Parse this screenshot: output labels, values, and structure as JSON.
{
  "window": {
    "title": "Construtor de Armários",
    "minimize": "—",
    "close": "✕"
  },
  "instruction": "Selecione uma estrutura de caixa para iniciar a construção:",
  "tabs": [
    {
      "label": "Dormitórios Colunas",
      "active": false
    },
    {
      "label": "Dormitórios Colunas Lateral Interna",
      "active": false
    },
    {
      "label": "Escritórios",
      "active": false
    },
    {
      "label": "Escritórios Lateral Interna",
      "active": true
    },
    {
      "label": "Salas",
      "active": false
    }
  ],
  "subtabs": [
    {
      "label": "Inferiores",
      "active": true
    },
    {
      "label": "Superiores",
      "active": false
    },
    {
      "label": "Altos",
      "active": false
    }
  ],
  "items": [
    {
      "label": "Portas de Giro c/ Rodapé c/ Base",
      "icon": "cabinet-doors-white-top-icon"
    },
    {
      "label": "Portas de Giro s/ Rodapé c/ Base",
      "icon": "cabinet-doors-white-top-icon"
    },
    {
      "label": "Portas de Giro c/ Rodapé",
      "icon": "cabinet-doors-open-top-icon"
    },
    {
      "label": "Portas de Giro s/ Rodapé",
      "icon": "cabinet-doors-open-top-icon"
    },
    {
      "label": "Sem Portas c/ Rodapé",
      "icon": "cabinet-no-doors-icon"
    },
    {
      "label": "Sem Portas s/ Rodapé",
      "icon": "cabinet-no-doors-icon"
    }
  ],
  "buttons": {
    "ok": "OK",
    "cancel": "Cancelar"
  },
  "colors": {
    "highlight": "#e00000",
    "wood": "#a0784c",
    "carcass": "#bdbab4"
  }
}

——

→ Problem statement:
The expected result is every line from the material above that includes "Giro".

→ Task response:
      "label": "Portas de Giro c/ Rodapé c/ Base",
      "label": "Portas de Giro s/ Rodapé c/ Base",
      "label": "Portas de Giro c/ Rodapé",
      "label": "Portas de Giro s/ Rodapé",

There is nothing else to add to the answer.